• Given records:
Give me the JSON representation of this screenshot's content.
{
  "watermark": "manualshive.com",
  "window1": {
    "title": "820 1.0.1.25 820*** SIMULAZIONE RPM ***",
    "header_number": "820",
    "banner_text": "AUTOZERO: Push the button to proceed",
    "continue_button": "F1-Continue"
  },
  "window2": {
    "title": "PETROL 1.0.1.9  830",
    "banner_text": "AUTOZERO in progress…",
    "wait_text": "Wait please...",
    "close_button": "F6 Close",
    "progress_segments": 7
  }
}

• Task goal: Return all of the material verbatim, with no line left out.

• Answer box:
Give me the JSON representation of this screenshot's content.
{
  "watermark": "manualshive.com",
  "window1": {
    "title": "820 1.0.1.25 820*** SIMULAZIONE RPM ***",
    "header_number": "820",
    "banner_text": "AUTOZERO: Push the button to proceed",
    "continue_button": "F1-Continue"
  },
  "window2": {
    "title": "PETROL 1.0.1.9  830",
    "banner_text": "AUTOZERO in progress…",
    "wait_text": "Wait please...",
    "close_button": "F6 Close",
    "progress_segments": 7
  }
}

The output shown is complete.